*What you have to do*
Every record below is to be retyped exactly, with the pictures left out.

*Records to use*
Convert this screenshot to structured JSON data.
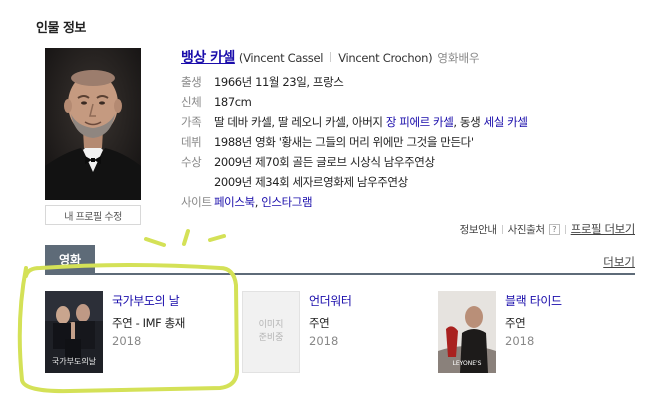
{
  "section_title": "인물 정보",
  "profile": {
    "name": "뱅상 카셀",
    "english_name": "(Vincent Cassel",
    "real_name": "Vincent Crochon)",
    "occupation": "영화배우",
    "edit_button": "내 프로필 수정"
  },
  "info": {
    "birth": {
      "label": "출생",
      "value": "1966년 11월 23일, 프랑스"
    },
    "body": {
      "label": "신체",
      "value": "187cm"
    },
    "family": {
      "label": "가족",
      "text1": "딸 데바 카셀, 딸 레오니 카셀, 아버지 ",
      "link1": "장 피에르 카셀",
      "text2": ", 동생 ",
      "link2": "세실 카셀"
    },
    "debut": {
      "label": "데뷔",
      "value": "1988년 영화 '황새는 그들의 머리 위에만 그것을 만든다'"
    },
    "awards": {
      "label": "수상",
      "line1": "2009년 제70회 골든 글로브 시상식 남우주연상",
      "line2": "2009년 제34회 세자르영화제 남우주연상"
    },
    "sites": {
      "label": "사이트",
      "link1": "페이스북",
      "comma": ", ",
      "link2": "인스타그램"
    }
  },
  "links_bar": {
    "info_guide": "정보안내",
    "photo_source": "사진출처",
    "q_icon": "?",
    "more_profile": "프로필 더보기"
  },
  "movies_section": {
    "tab_label": "영화",
    "more_label": "더보기",
    "items": [
      {
        "title": "국가부도의 날",
        "role": "주연 - IMF 총재",
        "year": "2018",
        "poster": "poster-image"
      },
      {
        "title": "언더워터",
        "role": "주연",
        "year": "2018",
        "poster_line1": "이미지",
        "poster_line2": "준비중"
      },
      {
        "title": "블랙 타이드",
        "role": "주연",
        "year": "2018",
        "poster": "poster-image"
      }
    ]
  },
  "colors": {
    "link": "#1a0dab",
    "tab": "#5e6b78",
    "annotation": "#d4e157"
  }
}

*Your solution*
Convert this screenshot to structured JSON data.
{
  "section_title": "인물 정보",
  "profile": {
    "name": "뱅상 카셀",
    "english_name": "(Vincent Cassel",
    "real_name": "Vincent Crochon)",
    "occupation": "영화배우",
    "edit_button": "내 프로필 수정"
  },
  "info": {
    "birth": {
      "label": "출생",
      "value": "1966년 11월 23일, 프랑스"
    },
    "body": {
      "label": "신체",
      "value": "187cm"
    },
    "family": {
      "label": "가족",
      "text1": "딸 데바 카셀, 딸 레오니 카셀, 아버지 ",
      "link1": "장 피에르 카셀",
      "text2": ", 동생 ",
      "link2": "세실 카셀"
    },
    "debut": {
      "label": "데뷔",
      "value": "1988년 영화 '황새는 그들의 머리 위에만 그것을 만든다'"
    },
    "awards": {
      "label": "수상",
      "line1": "2009년 제70회 골든 글로브 시상식 남우주연상",
      "line2": "2009년 제34회 세자르영화제 남우주연상"
    },
    "sites": {
      "label": "사이트",
      "link1": "페이스북",
      "comma": ", ",
      "link2": "인스타그램"
    }
  },
  "links_bar": {
    "info_guide": "정보안내",
    "photo_source": "사진출처",
    "q_icon": "?",
    "more_profile": "프로필 더보기"
  },
  "movies_section": {
    "tab_label": "영화",
    "more_label": "더보기",
    "items": [
      {
        "title": "국가부도의 날",
        "role": "주연 - IMF 총재",
        "year": "2018",
        "poster": "poster-image"
      },
      {
        "title": "언더워터",
        "role": "주연",
        "year": "2018",
        "poster_line1": "이미지",
        "poster_line2": "준비중"
      },
      {
        "title": "블랙 타이드",
        "role": "주연",
        "year": "2018",
        "poster": "poster-image"
      }
    ]
  },
  "colors": {
    "link": "#1a0dab",
    "tab": "#5e6b78",
    "annotation": "#d4e157"
  }
}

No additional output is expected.